### ACTIVITY
Within the data below, how many lines contain "subtitle"? Reply with the number only.

○ ○ ○ ○ ○ ○ ○

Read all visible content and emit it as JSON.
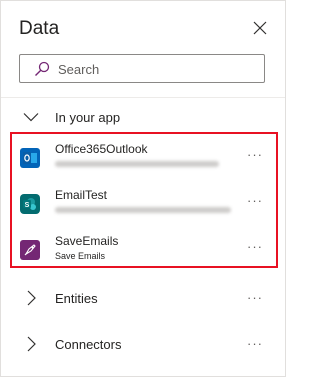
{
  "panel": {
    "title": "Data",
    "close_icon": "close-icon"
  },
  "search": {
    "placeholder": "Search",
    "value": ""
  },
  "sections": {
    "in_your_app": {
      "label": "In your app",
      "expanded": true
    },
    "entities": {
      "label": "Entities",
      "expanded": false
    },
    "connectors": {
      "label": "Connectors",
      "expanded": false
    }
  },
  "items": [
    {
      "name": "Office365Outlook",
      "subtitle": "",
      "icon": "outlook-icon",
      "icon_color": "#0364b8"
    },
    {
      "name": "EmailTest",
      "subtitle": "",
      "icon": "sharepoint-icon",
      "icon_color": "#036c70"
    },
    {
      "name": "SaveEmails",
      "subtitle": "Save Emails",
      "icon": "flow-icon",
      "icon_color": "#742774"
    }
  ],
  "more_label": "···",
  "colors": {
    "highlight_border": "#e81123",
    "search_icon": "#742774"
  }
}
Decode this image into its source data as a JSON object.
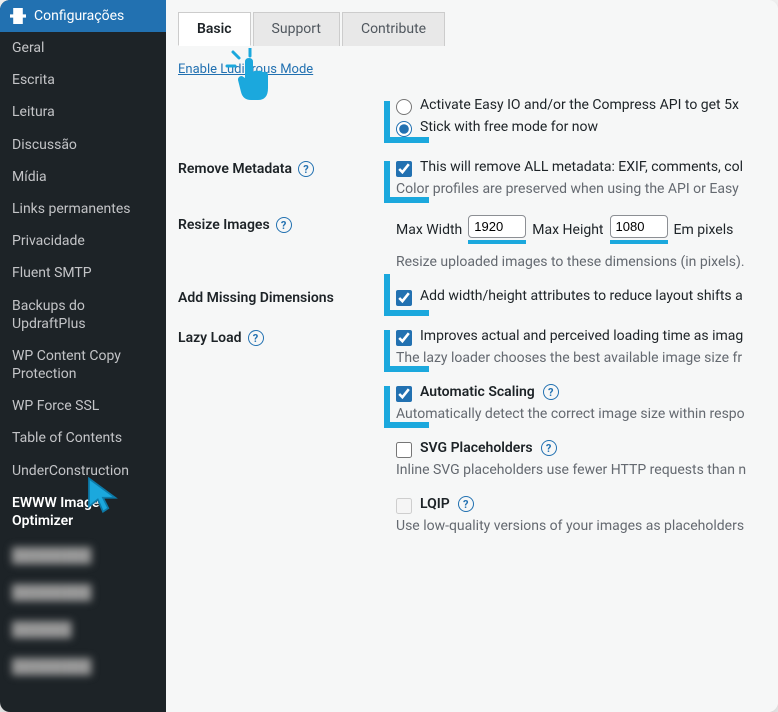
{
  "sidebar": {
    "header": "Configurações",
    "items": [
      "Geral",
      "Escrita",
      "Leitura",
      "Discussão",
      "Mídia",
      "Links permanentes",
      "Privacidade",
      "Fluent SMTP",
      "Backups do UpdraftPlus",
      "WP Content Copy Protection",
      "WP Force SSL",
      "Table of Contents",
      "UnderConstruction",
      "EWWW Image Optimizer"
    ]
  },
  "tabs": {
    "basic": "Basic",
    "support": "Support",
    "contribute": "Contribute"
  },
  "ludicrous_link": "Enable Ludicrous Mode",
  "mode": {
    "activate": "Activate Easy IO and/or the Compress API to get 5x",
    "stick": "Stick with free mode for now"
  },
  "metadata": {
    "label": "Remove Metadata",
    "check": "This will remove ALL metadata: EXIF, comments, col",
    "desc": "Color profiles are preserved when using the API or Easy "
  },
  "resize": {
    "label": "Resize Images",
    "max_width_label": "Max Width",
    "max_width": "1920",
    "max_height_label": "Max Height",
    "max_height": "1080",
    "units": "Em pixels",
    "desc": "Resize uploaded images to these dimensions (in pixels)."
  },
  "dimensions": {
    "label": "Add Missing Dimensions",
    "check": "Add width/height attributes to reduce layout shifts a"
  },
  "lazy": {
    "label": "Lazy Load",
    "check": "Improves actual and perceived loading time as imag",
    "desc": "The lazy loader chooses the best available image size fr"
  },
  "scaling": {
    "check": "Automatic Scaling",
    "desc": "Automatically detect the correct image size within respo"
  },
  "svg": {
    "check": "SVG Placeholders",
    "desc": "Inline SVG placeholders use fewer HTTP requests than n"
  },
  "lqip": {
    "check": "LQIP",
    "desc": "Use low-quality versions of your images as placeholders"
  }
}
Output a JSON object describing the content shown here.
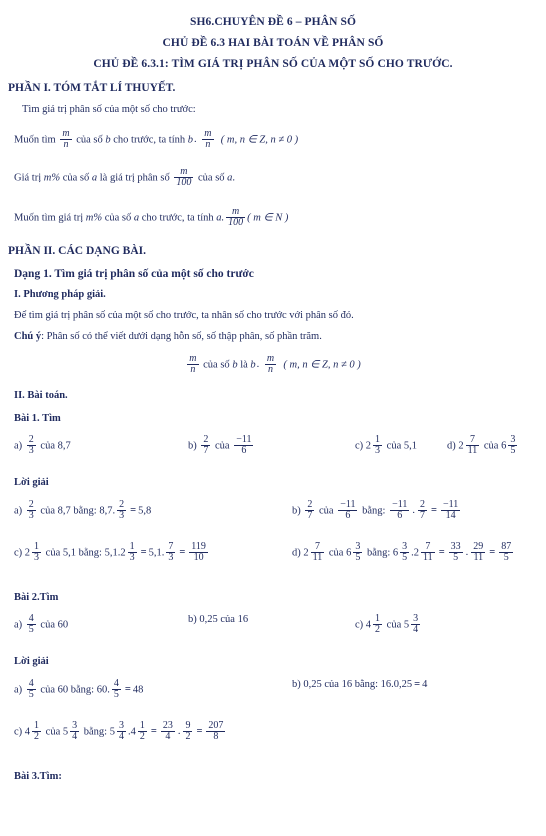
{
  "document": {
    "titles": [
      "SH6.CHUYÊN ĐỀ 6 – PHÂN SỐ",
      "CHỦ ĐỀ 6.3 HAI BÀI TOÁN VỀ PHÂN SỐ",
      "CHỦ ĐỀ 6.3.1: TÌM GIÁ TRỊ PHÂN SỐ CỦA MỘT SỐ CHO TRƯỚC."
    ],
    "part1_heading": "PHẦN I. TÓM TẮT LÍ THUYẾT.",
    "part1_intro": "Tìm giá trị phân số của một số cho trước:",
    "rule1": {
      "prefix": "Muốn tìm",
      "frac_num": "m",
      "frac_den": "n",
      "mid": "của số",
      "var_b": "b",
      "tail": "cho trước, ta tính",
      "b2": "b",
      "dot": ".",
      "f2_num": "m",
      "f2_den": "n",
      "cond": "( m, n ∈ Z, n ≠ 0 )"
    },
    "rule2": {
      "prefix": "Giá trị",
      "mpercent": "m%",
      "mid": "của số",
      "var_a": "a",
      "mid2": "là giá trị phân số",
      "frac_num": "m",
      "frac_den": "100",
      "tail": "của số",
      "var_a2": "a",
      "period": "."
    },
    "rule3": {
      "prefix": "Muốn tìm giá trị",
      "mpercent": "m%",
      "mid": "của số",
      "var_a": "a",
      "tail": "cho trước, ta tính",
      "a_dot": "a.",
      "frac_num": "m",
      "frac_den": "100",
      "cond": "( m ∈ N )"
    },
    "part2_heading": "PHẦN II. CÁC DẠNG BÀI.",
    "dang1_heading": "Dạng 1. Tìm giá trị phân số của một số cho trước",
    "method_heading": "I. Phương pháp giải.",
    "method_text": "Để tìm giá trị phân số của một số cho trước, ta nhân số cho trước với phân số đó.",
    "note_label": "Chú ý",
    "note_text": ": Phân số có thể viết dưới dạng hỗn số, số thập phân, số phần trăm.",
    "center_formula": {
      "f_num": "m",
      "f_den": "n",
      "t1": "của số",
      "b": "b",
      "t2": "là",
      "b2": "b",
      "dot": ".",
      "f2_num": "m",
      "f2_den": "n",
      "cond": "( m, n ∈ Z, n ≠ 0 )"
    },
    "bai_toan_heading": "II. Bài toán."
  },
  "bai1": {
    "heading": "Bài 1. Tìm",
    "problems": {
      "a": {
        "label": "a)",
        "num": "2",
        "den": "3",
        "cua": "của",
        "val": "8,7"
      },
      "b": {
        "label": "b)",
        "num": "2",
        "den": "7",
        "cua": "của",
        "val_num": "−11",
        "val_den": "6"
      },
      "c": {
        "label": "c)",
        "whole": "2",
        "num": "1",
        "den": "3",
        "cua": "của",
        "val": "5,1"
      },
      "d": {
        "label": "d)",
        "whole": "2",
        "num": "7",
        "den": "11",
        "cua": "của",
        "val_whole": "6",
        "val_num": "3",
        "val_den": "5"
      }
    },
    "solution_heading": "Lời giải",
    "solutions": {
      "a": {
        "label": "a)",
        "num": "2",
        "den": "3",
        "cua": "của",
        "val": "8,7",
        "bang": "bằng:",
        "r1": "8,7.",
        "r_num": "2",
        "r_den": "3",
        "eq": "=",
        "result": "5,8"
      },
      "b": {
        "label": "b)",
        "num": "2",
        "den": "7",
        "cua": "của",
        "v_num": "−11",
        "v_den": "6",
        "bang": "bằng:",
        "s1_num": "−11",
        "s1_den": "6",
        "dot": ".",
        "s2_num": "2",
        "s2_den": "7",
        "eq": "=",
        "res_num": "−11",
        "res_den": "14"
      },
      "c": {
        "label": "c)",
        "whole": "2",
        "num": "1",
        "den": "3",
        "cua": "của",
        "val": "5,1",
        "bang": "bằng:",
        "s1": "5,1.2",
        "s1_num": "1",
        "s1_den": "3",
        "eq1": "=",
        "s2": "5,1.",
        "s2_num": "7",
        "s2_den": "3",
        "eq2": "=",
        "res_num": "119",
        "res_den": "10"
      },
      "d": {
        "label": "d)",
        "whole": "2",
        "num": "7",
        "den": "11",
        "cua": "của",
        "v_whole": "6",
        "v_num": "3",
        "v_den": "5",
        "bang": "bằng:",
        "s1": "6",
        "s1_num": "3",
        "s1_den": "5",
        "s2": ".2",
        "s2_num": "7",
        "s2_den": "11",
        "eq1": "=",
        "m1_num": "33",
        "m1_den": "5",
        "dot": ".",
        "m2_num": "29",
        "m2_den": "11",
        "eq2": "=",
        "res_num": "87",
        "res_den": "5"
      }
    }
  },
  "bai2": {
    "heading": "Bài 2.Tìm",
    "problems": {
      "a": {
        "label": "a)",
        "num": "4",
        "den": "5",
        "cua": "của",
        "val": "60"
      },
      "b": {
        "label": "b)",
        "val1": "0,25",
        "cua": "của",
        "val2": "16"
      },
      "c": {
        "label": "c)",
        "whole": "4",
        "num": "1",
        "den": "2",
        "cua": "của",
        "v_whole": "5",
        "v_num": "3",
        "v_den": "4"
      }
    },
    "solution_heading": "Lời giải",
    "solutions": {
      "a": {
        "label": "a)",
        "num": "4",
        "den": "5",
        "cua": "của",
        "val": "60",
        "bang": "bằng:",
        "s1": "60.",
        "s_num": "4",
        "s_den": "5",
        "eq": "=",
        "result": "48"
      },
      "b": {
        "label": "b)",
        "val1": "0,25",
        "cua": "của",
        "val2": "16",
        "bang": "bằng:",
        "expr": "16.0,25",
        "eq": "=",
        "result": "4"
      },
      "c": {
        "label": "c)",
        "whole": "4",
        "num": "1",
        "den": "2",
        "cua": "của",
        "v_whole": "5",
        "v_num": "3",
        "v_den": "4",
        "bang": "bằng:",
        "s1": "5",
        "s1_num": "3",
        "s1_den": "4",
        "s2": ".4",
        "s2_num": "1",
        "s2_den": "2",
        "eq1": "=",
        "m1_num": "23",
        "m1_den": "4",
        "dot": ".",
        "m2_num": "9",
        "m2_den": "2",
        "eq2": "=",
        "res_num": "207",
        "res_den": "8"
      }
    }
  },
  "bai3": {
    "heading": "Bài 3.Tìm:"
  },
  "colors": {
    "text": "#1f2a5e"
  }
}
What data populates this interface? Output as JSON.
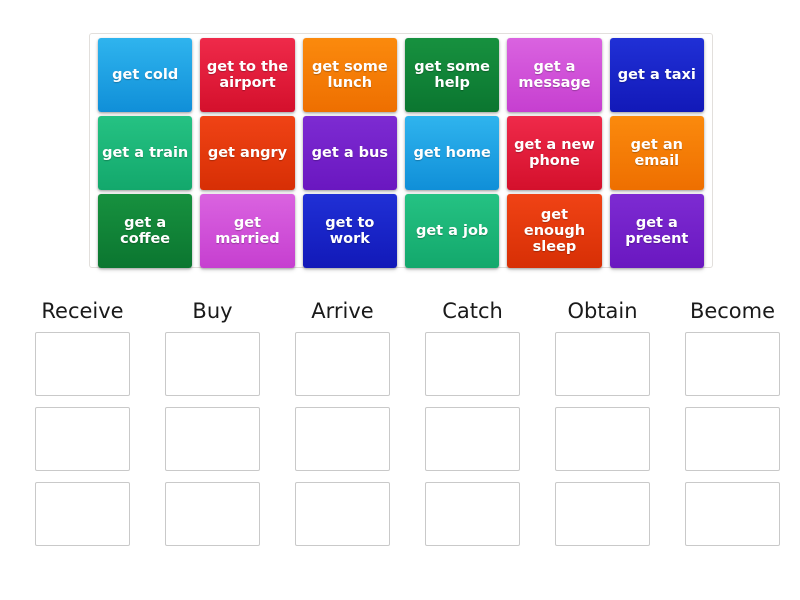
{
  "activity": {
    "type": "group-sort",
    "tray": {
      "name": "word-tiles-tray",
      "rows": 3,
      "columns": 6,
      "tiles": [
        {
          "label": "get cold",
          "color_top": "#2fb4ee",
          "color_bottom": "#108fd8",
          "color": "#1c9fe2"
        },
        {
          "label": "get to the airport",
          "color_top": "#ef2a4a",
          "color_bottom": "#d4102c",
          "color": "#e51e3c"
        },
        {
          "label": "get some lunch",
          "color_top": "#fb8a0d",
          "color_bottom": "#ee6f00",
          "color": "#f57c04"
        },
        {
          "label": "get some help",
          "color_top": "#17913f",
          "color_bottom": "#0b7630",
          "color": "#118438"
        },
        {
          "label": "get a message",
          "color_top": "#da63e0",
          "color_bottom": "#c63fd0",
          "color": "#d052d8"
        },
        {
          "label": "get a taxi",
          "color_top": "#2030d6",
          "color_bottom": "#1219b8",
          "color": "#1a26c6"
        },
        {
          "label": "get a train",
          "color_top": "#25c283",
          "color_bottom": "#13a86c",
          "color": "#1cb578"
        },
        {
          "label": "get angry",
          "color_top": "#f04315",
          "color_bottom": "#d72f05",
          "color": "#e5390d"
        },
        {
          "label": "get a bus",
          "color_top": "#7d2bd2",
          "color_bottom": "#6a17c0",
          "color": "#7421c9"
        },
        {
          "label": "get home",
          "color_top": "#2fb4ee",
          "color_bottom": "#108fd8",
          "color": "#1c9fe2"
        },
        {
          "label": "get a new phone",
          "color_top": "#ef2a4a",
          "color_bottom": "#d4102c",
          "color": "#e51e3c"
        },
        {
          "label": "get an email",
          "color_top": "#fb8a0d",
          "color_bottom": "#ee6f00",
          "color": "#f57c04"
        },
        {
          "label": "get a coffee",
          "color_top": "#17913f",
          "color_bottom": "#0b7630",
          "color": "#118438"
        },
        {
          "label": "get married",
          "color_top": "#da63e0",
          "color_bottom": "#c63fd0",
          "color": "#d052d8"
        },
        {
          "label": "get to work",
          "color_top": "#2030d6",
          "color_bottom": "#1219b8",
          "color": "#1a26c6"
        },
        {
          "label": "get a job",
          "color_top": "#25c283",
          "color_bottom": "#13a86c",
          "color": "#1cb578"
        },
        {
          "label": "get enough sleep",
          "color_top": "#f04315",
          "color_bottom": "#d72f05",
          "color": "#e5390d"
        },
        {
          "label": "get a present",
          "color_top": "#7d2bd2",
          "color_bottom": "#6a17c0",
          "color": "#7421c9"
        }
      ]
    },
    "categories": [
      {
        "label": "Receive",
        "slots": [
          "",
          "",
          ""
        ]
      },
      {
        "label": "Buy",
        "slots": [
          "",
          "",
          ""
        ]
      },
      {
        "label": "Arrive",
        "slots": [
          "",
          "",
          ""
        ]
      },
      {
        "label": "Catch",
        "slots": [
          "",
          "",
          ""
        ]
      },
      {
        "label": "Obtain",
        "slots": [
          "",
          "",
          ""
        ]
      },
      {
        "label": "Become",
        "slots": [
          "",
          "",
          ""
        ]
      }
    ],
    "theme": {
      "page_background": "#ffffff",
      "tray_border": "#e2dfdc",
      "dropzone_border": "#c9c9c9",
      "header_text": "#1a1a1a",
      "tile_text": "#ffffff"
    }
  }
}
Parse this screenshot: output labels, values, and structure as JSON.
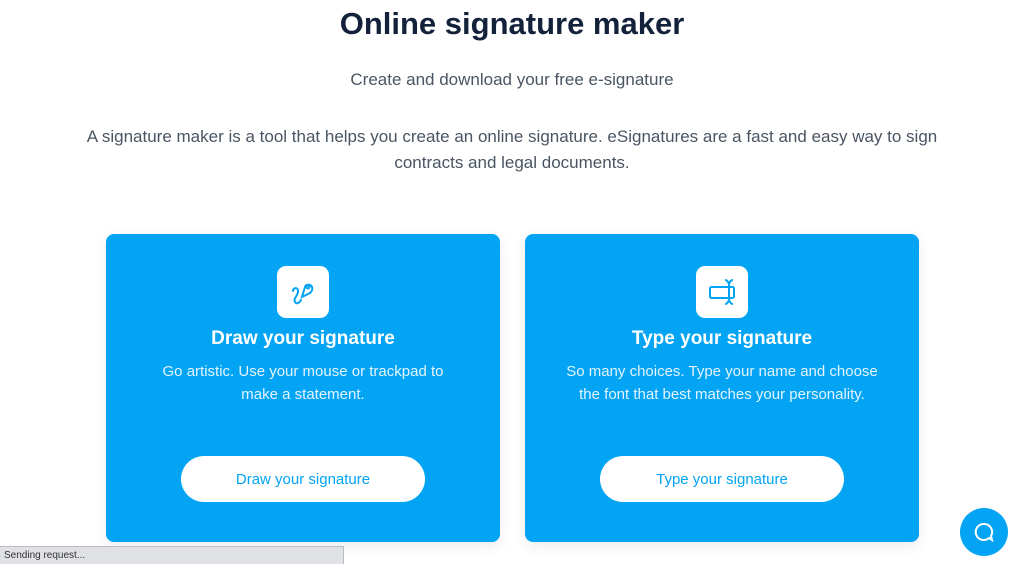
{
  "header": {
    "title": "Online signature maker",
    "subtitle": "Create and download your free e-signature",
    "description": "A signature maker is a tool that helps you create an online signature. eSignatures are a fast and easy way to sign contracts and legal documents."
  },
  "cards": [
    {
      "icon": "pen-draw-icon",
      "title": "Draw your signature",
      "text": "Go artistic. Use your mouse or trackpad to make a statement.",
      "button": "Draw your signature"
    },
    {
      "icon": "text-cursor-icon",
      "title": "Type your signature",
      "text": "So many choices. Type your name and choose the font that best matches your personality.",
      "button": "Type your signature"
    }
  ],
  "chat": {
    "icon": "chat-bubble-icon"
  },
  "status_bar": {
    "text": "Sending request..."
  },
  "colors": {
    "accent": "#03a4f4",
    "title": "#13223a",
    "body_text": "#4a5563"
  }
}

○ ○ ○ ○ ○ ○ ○

### COMPLETED EXERCISE
4